It doesn’t have the smooth rolling hills of Batan or the white sand beaches of Sabtang. Steep rocky cliffs comprise the edges of the island and jagged boulders jut out from the greenery of pasture lands. The sea is rougher, the terrain is tougher and life is harder. But that’s how it is when you’re living on a giant coral reef in the northernmost town in the country.
Itbayat doesn’t attract as much visitors as the two other inhabited islands of Batanes. The boat ride takes about three hours and being tossed around in the open sea on a faluwa for that long makes it less of a fun adventure and more of a miserable ordeal. A six-seater plane flies to Itbayat but a one-way flight costs around P1,300, which is three times as much as the boat fare.
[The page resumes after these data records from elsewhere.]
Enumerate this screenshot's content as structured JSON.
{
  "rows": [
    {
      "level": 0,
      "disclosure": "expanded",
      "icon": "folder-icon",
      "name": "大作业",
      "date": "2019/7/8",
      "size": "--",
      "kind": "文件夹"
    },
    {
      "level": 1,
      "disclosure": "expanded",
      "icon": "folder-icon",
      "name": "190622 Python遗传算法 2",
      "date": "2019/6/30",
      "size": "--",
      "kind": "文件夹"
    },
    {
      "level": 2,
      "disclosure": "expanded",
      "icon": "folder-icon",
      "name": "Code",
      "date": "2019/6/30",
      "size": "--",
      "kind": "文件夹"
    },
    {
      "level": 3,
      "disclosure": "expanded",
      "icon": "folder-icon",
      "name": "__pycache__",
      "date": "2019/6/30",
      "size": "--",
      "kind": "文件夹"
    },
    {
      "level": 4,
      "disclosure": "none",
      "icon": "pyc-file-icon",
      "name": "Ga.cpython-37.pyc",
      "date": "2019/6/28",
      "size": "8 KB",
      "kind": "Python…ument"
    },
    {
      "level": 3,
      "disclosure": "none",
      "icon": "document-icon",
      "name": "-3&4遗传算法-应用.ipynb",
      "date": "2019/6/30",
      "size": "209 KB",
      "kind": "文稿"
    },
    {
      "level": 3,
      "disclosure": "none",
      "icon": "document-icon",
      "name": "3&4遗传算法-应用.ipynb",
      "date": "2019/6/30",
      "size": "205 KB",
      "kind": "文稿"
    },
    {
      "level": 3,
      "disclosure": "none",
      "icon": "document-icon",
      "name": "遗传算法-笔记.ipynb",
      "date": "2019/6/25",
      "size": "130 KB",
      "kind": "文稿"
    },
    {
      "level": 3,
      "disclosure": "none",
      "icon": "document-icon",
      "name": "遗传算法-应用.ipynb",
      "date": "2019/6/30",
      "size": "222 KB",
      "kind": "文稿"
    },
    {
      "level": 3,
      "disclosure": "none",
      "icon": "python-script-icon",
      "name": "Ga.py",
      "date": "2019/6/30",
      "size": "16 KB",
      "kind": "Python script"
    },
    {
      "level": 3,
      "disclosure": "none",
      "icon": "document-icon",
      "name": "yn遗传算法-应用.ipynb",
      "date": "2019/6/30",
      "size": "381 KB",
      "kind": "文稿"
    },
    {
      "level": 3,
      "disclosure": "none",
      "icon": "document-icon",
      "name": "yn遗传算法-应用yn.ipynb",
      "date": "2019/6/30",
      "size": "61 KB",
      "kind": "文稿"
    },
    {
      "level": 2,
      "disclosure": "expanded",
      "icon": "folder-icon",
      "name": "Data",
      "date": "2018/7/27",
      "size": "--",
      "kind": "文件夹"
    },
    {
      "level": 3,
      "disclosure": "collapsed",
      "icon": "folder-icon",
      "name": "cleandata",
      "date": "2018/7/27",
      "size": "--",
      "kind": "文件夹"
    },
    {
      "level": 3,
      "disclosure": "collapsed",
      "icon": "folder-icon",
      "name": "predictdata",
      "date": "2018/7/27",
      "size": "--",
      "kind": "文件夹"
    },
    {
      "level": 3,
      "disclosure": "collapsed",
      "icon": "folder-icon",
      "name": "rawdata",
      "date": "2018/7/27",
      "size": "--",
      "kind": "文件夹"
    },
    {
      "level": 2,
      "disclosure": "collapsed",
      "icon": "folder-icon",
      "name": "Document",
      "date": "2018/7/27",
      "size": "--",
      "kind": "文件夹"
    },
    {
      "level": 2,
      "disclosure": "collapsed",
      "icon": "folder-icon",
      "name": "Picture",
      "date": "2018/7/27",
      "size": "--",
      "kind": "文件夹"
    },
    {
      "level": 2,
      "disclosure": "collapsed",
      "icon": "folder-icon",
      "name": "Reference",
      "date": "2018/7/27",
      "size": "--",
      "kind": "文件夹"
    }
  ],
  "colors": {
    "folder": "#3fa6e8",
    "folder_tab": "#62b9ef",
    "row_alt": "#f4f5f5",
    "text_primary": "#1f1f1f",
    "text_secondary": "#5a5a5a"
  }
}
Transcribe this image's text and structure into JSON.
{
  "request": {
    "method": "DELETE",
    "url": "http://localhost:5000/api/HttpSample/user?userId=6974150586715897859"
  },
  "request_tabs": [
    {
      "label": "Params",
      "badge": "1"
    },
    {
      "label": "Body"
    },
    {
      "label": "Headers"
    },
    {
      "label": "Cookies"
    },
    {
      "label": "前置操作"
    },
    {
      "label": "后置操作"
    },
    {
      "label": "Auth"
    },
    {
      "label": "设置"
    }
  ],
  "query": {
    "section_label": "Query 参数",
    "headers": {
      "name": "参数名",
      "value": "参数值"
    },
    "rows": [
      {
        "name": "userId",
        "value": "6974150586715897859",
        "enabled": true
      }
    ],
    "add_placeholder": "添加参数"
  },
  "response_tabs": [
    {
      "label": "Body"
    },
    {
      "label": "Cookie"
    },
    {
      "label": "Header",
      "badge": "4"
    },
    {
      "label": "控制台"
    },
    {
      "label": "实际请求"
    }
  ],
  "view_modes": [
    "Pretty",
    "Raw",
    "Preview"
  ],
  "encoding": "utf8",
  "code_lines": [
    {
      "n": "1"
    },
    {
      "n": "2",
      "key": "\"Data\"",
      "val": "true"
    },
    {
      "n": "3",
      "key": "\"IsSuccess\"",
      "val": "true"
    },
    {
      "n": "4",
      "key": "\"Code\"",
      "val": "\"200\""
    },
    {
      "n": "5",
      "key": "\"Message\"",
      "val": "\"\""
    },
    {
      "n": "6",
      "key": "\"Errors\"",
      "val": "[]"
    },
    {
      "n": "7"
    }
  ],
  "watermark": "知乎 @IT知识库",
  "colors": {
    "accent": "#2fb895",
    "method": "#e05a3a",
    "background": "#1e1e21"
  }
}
Miserable ordeal or not, I was determined to go there if only for the bragging rights of having survived the boat ride without throwing up. On that at least I succeeded. Ha! The sweltering heat though was unbearable and the combined smell of salty air and sweaty people cooped up in a tiny space was quite challenging to the olfactory senses. The worst of all the sweaty people of course, was me. It was so hot on the pier I was perspiring like my sweat glands were on fire even before I stepped on the boat.
Even though it was their barangay fiesta, Kuya Romy insisted on being my guide in Itbayat. His mother was from there, he knows the island well, and speaks the dialect. Itbayaten is not the same as the Ivatan that’s spoken in Batan; even the accent is different and has a more distinct rising intonation. I felt bad that he had to miss the festivities but he said that it was fine since he had already butchered the cow anyway and served the first name (see last part of previous blog post), which apparently was what the fiesta was really about.
We arrived in Itbayat at noon and headed to a guesthouse in a farm owned by Kuya Romy’s uncle about three kilometers from the town proper. The place costs P250 per night, a little more expensive than the P200 accommodations in town. It’s located on a hill though which offered a beautiful view and much cooler air. It tends to get humid at night and mosquitoes are aplenty in the residential areas. Electric fans are no good since electricity is turned off at midnight. There was actually a dengue fever epidemic just a few weeks before we got there.
A minor inconvenience in our accommodation however, was the bathroom. There was an outhouse a few meters away which is basically just a partially enclosed hole in the ground. And by partially I mean you’d be in full view if someone happens to come along; a thin white curtain passes for a door and one side of the wall is wide open. On the upside, you’d be enjoying a panoramic view of the hills while pooping. Fortunately for me (I think), I’ve seen outhouses that are far worse than that and have taken a dump just about anywhere. And by anywhere I mean in the bushes and, at one time, on a giant hole halfway filled with excrement and only covered by rickety wooden planks. If one of the planks gave out, I would’ve been literally drowning in a pool of shit.
We had to catch the boat back to Basco at noon the next day so we had only 24 hours in Itbayat. I made the most of our limited time by taking a two-hour nap right after lunch. Screw the tourist spots, I needed my sleep. Maduho ko na, masdep makaicho, another Ivatan phrase I learned which roughly means Inaantok na ako, masarap matulog. We did manage to go around the island and visit Torongan Cave and Mt. Karoboban later that afternoon despite my being a sleepyhead.
Since I could never seem to go a day without an accident, our motorcycle just had to trip over a huge rock while we were on a rough road. It fell on its side, which broke the clutch. Kuya Romy got off with a sprained ankle and a swollen thumb. We went to his relative who’s a manghihilot so he could have his injuries fixed. I’m not sure if it did any good though; he was just screaming in pain the whole time and the limping and swelling got even worse afterwards.
The rational thing to do would have been to go back to the guesthouse and get some rest but of course we didn’t do that right away. At eight in the evening without having dinner yet, we drove around with a broken clutch looking for palek, a local sugarcane wine. After going to the wrong house twice, we finally found the old man who makes it. He was selling it at a ridiculous price of P50 per gallon. There was no way we could finish all that alcohol in one night unless we put it on an IV drip straight through our veins. Nonetheless, we still happily lugged around four liters of palek back home. Come on, where else could you buy this much booze for P50?
When we got to the guesthouse, we discovered that the food we brought all the way from Basco, which Kuya Romy’s thoughtful wife prepared for us, has gone stale. It was late at night and stores were already closed so we didn’t have much of a choice. At the risk of food poisoning, we devoured everything and followed it up with a shot of palek. I figured the alcohol might just kill off the nasty microorganisms on the panis na kanin at ulam. My understanding of pathology is crude at best and fatal at worst. Thankfully, we didn’t die and our tummies were fine. On to Itbayat: Day Two.